__WHAT IS REQUIRED__.
Tally the lines below that contain "description" and reply with only the tally.

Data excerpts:
####

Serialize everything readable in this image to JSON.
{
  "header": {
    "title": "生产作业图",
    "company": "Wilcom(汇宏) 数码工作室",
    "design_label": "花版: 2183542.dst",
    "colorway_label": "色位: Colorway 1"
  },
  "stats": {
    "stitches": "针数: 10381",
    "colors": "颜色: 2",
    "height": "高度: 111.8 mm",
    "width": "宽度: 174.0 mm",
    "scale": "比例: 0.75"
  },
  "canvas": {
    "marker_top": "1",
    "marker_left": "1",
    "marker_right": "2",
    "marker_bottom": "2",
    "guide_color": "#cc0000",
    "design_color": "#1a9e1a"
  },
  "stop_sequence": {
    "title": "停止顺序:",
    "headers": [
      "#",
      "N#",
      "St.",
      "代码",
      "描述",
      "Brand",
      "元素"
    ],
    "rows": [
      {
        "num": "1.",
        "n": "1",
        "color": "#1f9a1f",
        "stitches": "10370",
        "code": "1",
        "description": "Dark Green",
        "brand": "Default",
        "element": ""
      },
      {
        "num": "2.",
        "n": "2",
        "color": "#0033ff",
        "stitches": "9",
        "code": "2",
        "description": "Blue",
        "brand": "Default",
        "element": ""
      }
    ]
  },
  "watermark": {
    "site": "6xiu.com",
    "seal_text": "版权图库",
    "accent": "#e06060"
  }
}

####

__ANSWER BOX__.
2